Output the entries that follow character for character. Leave every image out.

┌────────

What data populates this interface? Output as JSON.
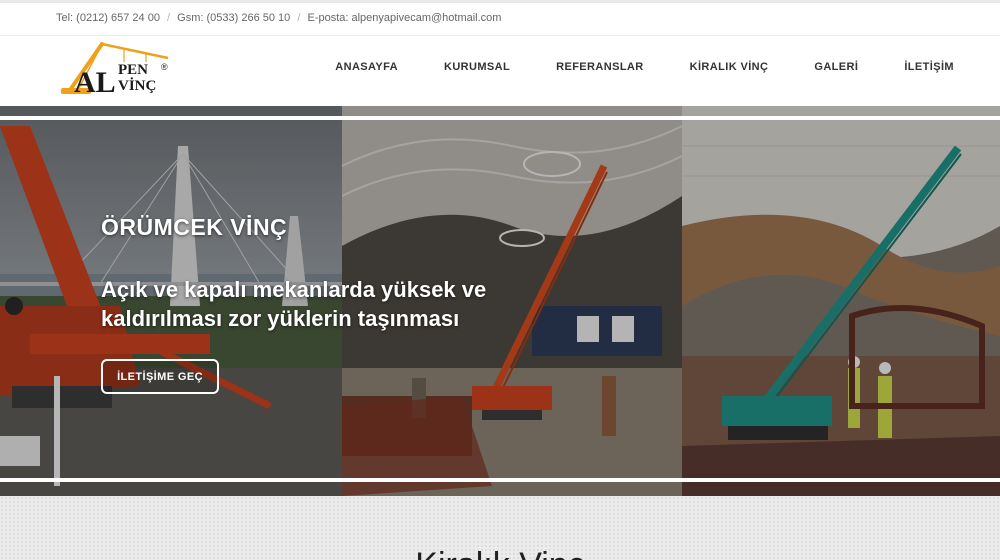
{
  "topbar": {
    "phone": "Tel: (0212) 657 24 00",
    "gsm": "Gsm: (0533) 266 50 10",
    "email": "E-posta: alpenyapivecam@hotmail.com",
    "separator": "/"
  },
  "logo": {
    "text_al": "AL",
    "text_pen": "PEN",
    "text_vinc": "VİNÇ",
    "registered": "®",
    "brand_color": "#f0a11c",
    "text_color": "#1a1a1a"
  },
  "nav": {
    "items": [
      {
        "label": "ANASAYFA"
      },
      {
        "label": "KURUMSAL"
      },
      {
        "label": "REFERANSLAR"
      },
      {
        "label": "KİRALIK VİNÇ"
      },
      {
        "label": "GALERİ"
      },
      {
        "label": "İLETİŞİM"
      }
    ]
  },
  "hero": {
    "title": "ÖRÜMCEK VİNÇ",
    "subtitle": "Açık ve kapalı mekanlarda yüksek ve kaldırılması zor yüklerin taşınması",
    "button_label": "İLETİŞİME GEÇ"
  },
  "section": {
    "title": "Kiralık Vinç"
  },
  "colors": {
    "crane_red": "#c8401f",
    "crane_teal": "#1e8f86",
    "nav_text": "#333333"
  }
}
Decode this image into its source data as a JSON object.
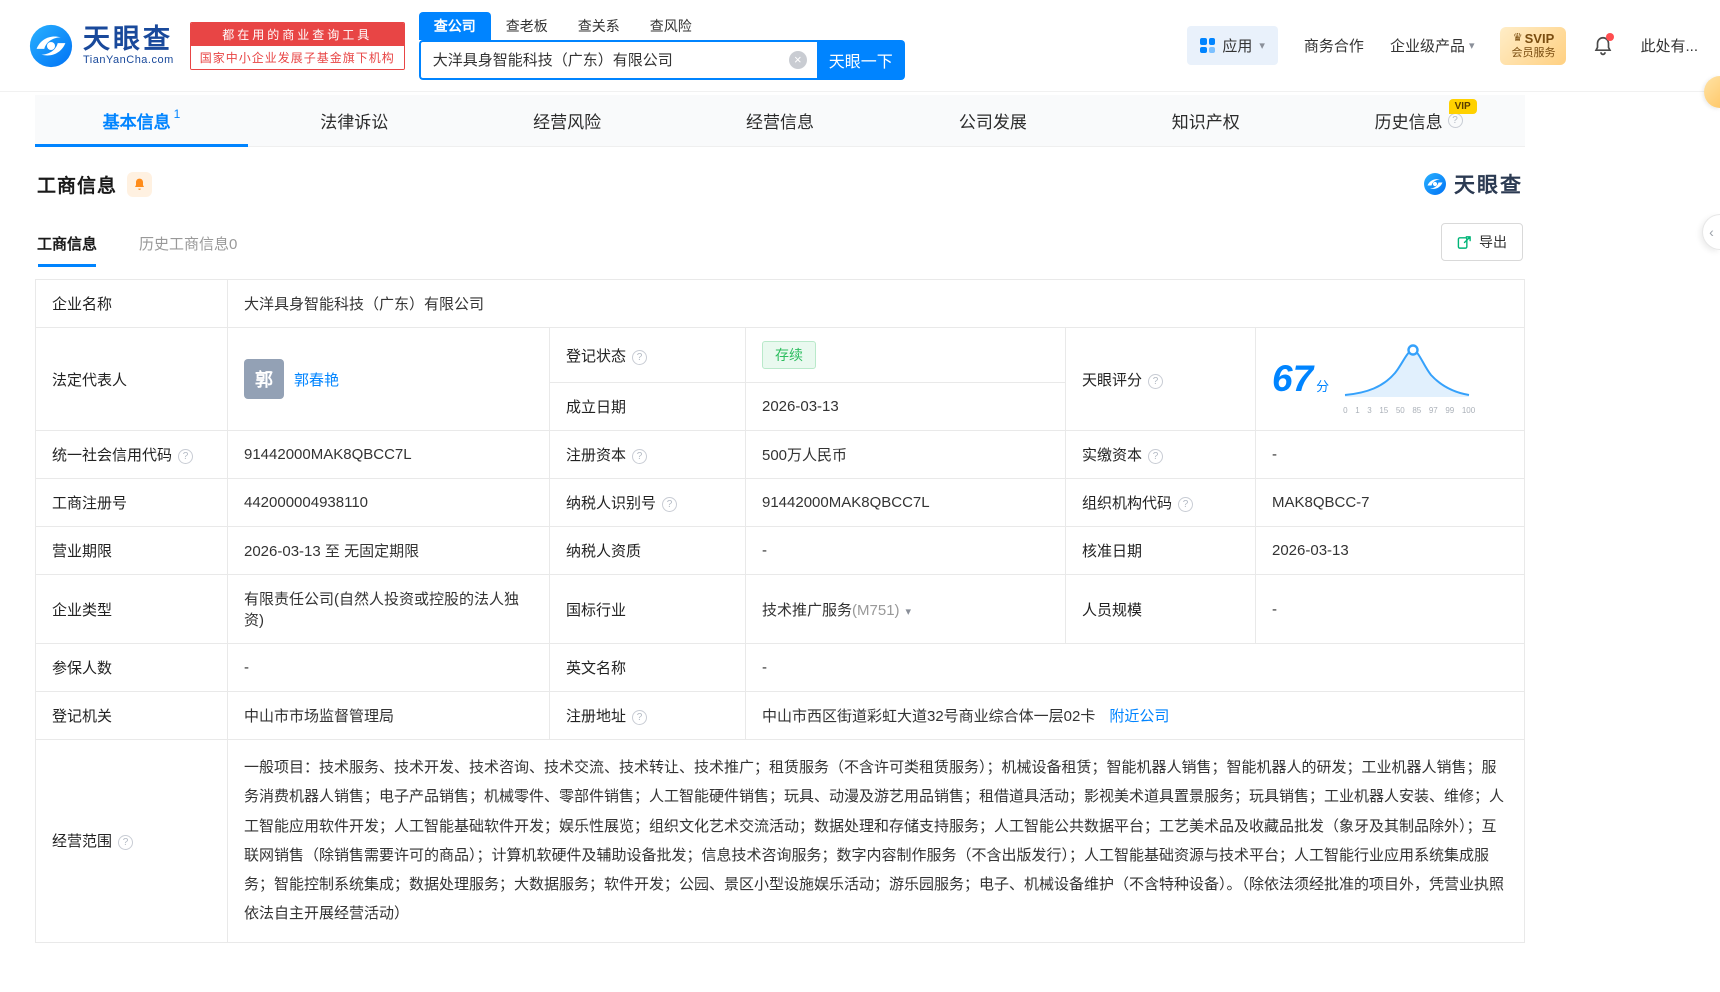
{
  "brand": {
    "name": "天眼查",
    "domain": "TianYanCha.com",
    "primary_color": "#0084ff"
  },
  "icons": {
    "help": "?",
    "clear": "×",
    "caret_down": "▾",
    "collapse_left": "‹",
    "crown": "♛"
  },
  "header": {
    "promo_line1": "都在用的商业查询工具",
    "promo_line2": "国家中小企业发展子基金旗下机构",
    "search": {
      "tabs": [
        "查公司",
        "查老板",
        "查关系",
        "查风险"
      ],
      "value": "大洋具身智能科技（广东）有限公司",
      "button": "天眼一下"
    },
    "nav": {
      "apps": "应用",
      "cooperation": "商务合作",
      "enterprise": "企业级产品",
      "svip_line1": "SVIP",
      "svip_line2": "会员服务",
      "user": "此处有..."
    }
  },
  "main_tabs": [
    {
      "label": "基本信息",
      "badge": "1"
    },
    {
      "label": "法律诉讼"
    },
    {
      "label": "经营风险"
    },
    {
      "label": "经营信息"
    },
    {
      "label": "公司发展"
    },
    {
      "label": "知识产权"
    },
    {
      "label": "历史信息",
      "vip": "VIP"
    }
  ],
  "section": {
    "title": "工商信息",
    "subtab_current": "工商信息",
    "subtab_history": "历史工商信息0",
    "export": "导出",
    "watermark": "天眼查"
  },
  "fields": {
    "company_name": {
      "label": "企业名称",
      "value": "大洋具身智能科技（广东）有限公司"
    },
    "legal_rep": {
      "label": "法定代表人",
      "avatar": "郭",
      "value": "郭春艳"
    },
    "reg_status": {
      "label": "登记状态",
      "value": "存续"
    },
    "score": {
      "label": "天眼评分",
      "value": "67",
      "unit": "分"
    },
    "established_date": {
      "label": "成立日期",
      "value": "2026-03-13"
    },
    "credit_code": {
      "label": "统一社会信用代码",
      "value": "91442000MAK8QBCC7L"
    },
    "registered_capital": {
      "label": "注册资本",
      "value": "500万人民币"
    },
    "paid_in_capital": {
      "label": "实缴资本",
      "value": "-"
    },
    "reg_number": {
      "label": "工商注册号",
      "value": "442000004938110"
    },
    "taxpayer_id": {
      "label": "纳税人识别号",
      "value": "91442000MAK8QBCC7L"
    },
    "org_code": {
      "label": "组织机构代码",
      "value": "MAK8QBCC-7"
    },
    "business_term": {
      "label": "营业期限",
      "value": "2026-03-13 至 无固定期限"
    },
    "taxpayer_qualification": {
      "label": "纳税人资质",
      "value": "-"
    },
    "approval_date": {
      "label": "核准日期",
      "value": "2026-03-13"
    },
    "company_type": {
      "label": "企业类型",
      "value": "有限责任公司(自然人投资或控股的法人独资)"
    },
    "industry": {
      "label": "国标行业",
      "value": "技术推广服务",
      "code": "(M751)"
    },
    "staff_size": {
      "label": "人员规模",
      "value": "-"
    },
    "insured_count": {
      "label": "参保人数",
      "value": "-"
    },
    "english_name": {
      "label": "英文名称",
      "value": "-"
    },
    "registration_authority": {
      "label": "登记机关",
      "value": "中山市市场监督管理局"
    },
    "registered_address": {
      "label": "注册地址",
      "value": "中山市西区街道彩虹大道32号商业综合体一层02卡",
      "link": "附近公司"
    },
    "business_scope": {
      "label": "经营范围",
      "value": "一般项目：技术服务、技术开发、技术咨询、技术交流、技术转让、技术推广；租赁服务（不含许可类租赁服务）；机械设备租赁；智能机器人销售；智能机器人的研发；工业机器人销售；服务消费机器人销售；电子产品销售；机械零件、零部件销售；人工智能硬件销售；玩具、动漫及游艺用品销售；租借道具活动；影视美术道具置景服务；玩具销售；工业机器人安装、维修；人工智能应用软件开发；人工智能基础软件开发；娱乐性展览；组织文化艺术交流活动；数据处理和存储支持服务；人工智能公共数据平台；工艺美术品及收藏品批发（象牙及其制品除外）；互联网销售（除销售需要许可的商品）；计算机软硬件及辅助设备批发；信息技术咨询服务；数字内容制作服务（不含出版发行）；人工智能基础资源与技术平台；人工智能行业应用系统集成服务；智能控制系统集成；数据处理服务；大数据服务；软件开发；公园、景区小型设施娱乐活动；游乐园服务；电子、机械设备维护（不含特种设备）。（除依法须经批准的项目外，凭营业执照依法自主开展经营活动）"
    }
  },
  "score_chart": {
    "type": "area",
    "score": 67,
    "ticks": [
      "0",
      "1",
      "3",
      "15",
      "50",
      "85",
      "97",
      "99",
      "100"
    ]
  }
}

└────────

**Response to this task:**
What data populates this interface? Output as JSON.
{
  "topbar": {
    "phone": "Tel: (0212) 657 24 00",
    "gsm": "Gsm: (0533) 266 50 10",
    "email": "E-posta: alpenyapivecam@hotmail.com",
    "separator": "/"
  },
  "logo": {
    "text_al": "AL",
    "text_pen": "PEN",
    "text_vinc": "VİNÇ",
    "registered": "®",
    "brand_color": "#f0a11c",
    "text_color": "#1a1a1a"
  },
  "nav": {
    "items": [
      {
        "label": "ANASAYFA"
      },
      {
        "label": "KURUMSAL"
      },
      {
        "label": "REFERANSLAR"
      },
      {
        "label": "KİRALIK VİNÇ"
      },
      {
        "label": "GALERİ"
      },
      {
        "label": "İLETİŞİM"
      }
    ]
  },
  "hero": {
    "title": "ÖRÜMCEK VİNÇ",
    "subtitle": "Açık ve kapalı mekanlarda yüksek ve kaldırılması zor yüklerin taşınması",
    "button_label": "İLETİŞİME GEÇ"
  },
  "section": {
    "title": "Kiralık Vinç"
  },
  "colors": {
    "crane_red": "#c8401f",
    "crane_teal": "#1e8f86",
    "nav_text": "#333333"
  }
}
Decode this image into its source data as a JSON object.
{
  "brand": {
    "name": "天眼查",
    "domain": "TianYanCha.com",
    "primary_color": "#0084ff"
  },
  "icons": {
    "help": "?",
    "clear": "×",
    "caret_down": "▾",
    "collapse_left": "‹",
    "crown": "♛"
  },
  "header": {
    "promo_line1": "都在用的商业查询工具",
    "promo_line2": "国家中小企业发展子基金旗下机构",
    "search": {
      "tabs": [
        "查公司",
        "查老板",
        "查关系",
        "查风险"
      ],
      "value": "大洋具身智能科技（广东）有限公司",
      "button": "天眼一下"
    },
    "nav": {
      "apps": "应用",
      "cooperation": "商务合作",
      "enterprise": "企业级产品",
      "svip_line1": "SVIP",
      "svip_line2": "会员服务",
      "user": "此处有..."
    }
  },
  "main_tabs": [
    {
      "label": "基本信息",
      "badge": "1"
    },
    {
      "label": "法律诉讼"
    },
    {
      "label": "经营风险"
    },
    {
      "label": "经营信息"
    },
    {
      "label": "公司发展"
    },
    {
      "label": "知识产权"
    },
    {
      "label": "历史信息",
      "vip": "VIP"
    }
  ],
  "section": {
    "title": "工商信息",
    "subtab_current": "工商信息",
    "subtab_history": "历史工商信息0",
    "export": "导出",
    "watermark": "天眼查"
  },
  "fields": {
    "company_name": {
      "label": "企业名称",
      "value": "大洋具身智能科技（广东）有限公司"
    },
    "legal_rep": {
      "label": "法定代表人",
      "avatar": "郭",
      "value": "郭春艳"
    },
    "reg_status": {
      "label": "登记状态",
      "value": "存续"
    },
    "score": {
      "label": "天眼评分",
      "value": "67",
      "unit": "分"
    },
    "established_date": {
      "label": "成立日期",
      "value": "2026-03-13"
    },
    "credit_code": {
      "label": "统一社会信用代码",
      "value": "91442000MAK8QBCC7L"
    },
    "registered_capital": {
      "label": "注册资本",
      "value": "500万人民币"
    },
    "paid_in_capital": {
      "label": "实缴资本",
      "value": "-"
    },
    "reg_number": {
      "label": "工商注册号",
      "value": "442000004938110"
    },
    "taxpayer_id": {
      "label": "纳税人识别号",
      "value": "91442000MAK8QBCC7L"
    },
    "org_code": {
      "label": "组织机构代码",
      "value": "MAK8QBCC-7"
    },
    "business_term": {
      "label": "营业期限",
      "value": "2026-03-13 至 无固定期限"
    },
    "taxpayer_qualification": {
      "label": "纳税人资质",
      "value": "-"
    },
    "approval_date": {
      "label": "核准日期",
      "value": "2026-03-13"
    },
    "company_type": {
      "label": "企业类型",
      "value": "有限责任公司(自然人投资或控股的法人独资)"
    },
    "industry": {
      "label": "国标行业",
      "value": "技术推广服务",
      "code": "(M751)"
    },
    "staff_size": {
      "label": "人员规模",
      "value": "-"
    },
    "insured_count": {
      "label": "参保人数",
      "value": "-"
    },
    "english_name": {
      "label": "英文名称",
      "value": "-"
    },
    "registration_authority": {
      "label": "登记机关",
      "value": "中山市市场监督管理局"
    },
    "registered_address": {
      "label": "注册地址",
      "value": "中山市西区街道彩虹大道32号商业综合体一层02卡",
      "link": "附近公司"
    },
    "business_scope": {
      "label": "经营范围",
      "value": "一般项目：技术服务、技术开发、技术咨询、技术交流、技术转让、技术推广；租赁服务（不含许可类租赁服务）；机械设备租赁；智能机器人销售；智能机器人的研发；工业机器人销售；服务消费机器人销售；电子产品销售；机械零件、零部件销售；人工智能硬件销售；玩具、动漫及游艺用品销售；租借道具活动；影视美术道具置景服务；玩具销售；工业机器人安装、维修；人工智能应用软件开发；人工智能基础软件开发；娱乐性展览；组织文化艺术交流活动；数据处理和存储支持服务；人工智能公共数据平台；工艺美术品及收藏品批发（象牙及其制品除外）；互联网销售（除销售需要许可的商品）；计算机软硬件及辅助设备批发；信息技术咨询服务；数字内容制作服务（不含出版发行）；人工智能基础资源与技术平台；人工智能行业应用系统集成服务；智能控制系统集成；数据处理服务；大数据服务；软件开发；公园、景区小型设施娱乐活动；游乐园服务；电子、机械设备维护（不含特种设备）。（除依法须经批准的项目外，凭营业执照依法自主开展经营活动）"
    }
  },
  "score_chart": {
    "type": "area",
    "score": 67,
    "ticks": [
      "0",
      "1",
      "3",
      "15",
      "50",
      "85",
      "97",
      "99",
      "100"
    ]
  }
}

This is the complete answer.